9. Andrew Short 2-32 Hon- Oh the ups and downs of Shorty’s day. The first moto sixth to second to “catching Dungey fast” charge was something to see. It was probably the best Andrew has ridden all year. In the second moto he was doing ok until the rains came down and he was a fish out of water. Shorty went from a solid fifth to a very shaky tenth in just a few laps as the track turned into something made out of KY lube. He was just trying to maintain when he collided with Kyle Chisholm and both guys went down in a heap. Chiz says Shorty hit him, Shorty’s guys say that Chiz hit him, and we have no video evidence to prove or disprove anything. Anyway, his bike was jacked up and he was forced to pull off. Bummer. Hey by the way, last time we saw Short on a Honda (2010) he was pulling ridiculous holeshots every single moto. This year? Nutting. What happened?

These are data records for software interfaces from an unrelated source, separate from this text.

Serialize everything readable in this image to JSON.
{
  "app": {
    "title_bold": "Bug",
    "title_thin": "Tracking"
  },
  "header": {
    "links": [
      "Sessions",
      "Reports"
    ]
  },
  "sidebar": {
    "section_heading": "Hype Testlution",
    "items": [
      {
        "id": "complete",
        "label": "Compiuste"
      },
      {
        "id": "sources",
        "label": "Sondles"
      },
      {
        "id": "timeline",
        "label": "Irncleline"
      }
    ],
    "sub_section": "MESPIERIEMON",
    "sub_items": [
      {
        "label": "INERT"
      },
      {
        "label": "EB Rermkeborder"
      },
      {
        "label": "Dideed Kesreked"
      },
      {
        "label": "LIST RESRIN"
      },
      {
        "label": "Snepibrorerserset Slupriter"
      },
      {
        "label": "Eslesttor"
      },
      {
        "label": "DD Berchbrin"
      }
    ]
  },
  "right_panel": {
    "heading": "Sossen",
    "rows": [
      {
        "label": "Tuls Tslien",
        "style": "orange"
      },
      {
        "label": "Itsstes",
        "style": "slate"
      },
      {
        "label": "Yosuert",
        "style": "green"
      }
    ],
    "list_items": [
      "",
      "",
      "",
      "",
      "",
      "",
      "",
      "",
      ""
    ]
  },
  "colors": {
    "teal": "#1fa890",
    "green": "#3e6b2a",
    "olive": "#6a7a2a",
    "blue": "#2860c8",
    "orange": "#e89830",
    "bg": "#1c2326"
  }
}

10. Justin Brayton 12-10 Hon
11. Ben LaMay 13-12 Yam- Great ride for the privateer LaMay.
12. Broc Tickle 32-5 Kaw- I heard that one time Broc was named after the great Broc Glover. I don’t know what made me think of that as he rode off in the first moto with his third mechanical of the summer. I don’t think Pro Circuit has had three mechanical DNF’s in three years but somehow, the 450 program has struggled a bit.
13. Kyle Chisholm 10-16 Kaw- At this point Chiz is just going to do what he’s going to do. Get a top twenty start and slowly move forward until the checkers fly.
14. Bobby Kiniry 33-7 Yam- Meathead was third in the first moto when a rock jacked up his front brake and he had to pull into the mechanics’ area. That sucks for Kiniry, no doubt about it. By the way, this guy has NOTHING cooking for a ride next year and that’s a-effing-mazing.
15. PJ Larsen 14-14 KTM- Larsen’s back after once again missing a lot of time with an injury. One thing about missing time with an injury in this sport—it’s super hard to come out and be consistent right away. So a 14-14 day for P.J. is very good.
16. Christian Craig 9-24 Hon
17. Austin Howell 18-15 Suz- After scoring six points in his previous fourteen motos, Howell has now scored 24 points in the last four motos. Someone tear that RMZ down!!! I’m kidding, nice surge for the privateer.
18. Vince Friese 15-18 Suz
19. Fredrik Noren 31-13 Hon- The Swedish Chef Noren finally backed up that seventh at Washougal in the second moto. It just took him not qualifying at Southwick and then three motos after that!
20. Jimmy Albertson 16-20 Suz

Thanks for reading this column. We’ve got one more left this season and then it’s a bit of a break. Email me at matthes@racerxonline.com and let’s chat, bro.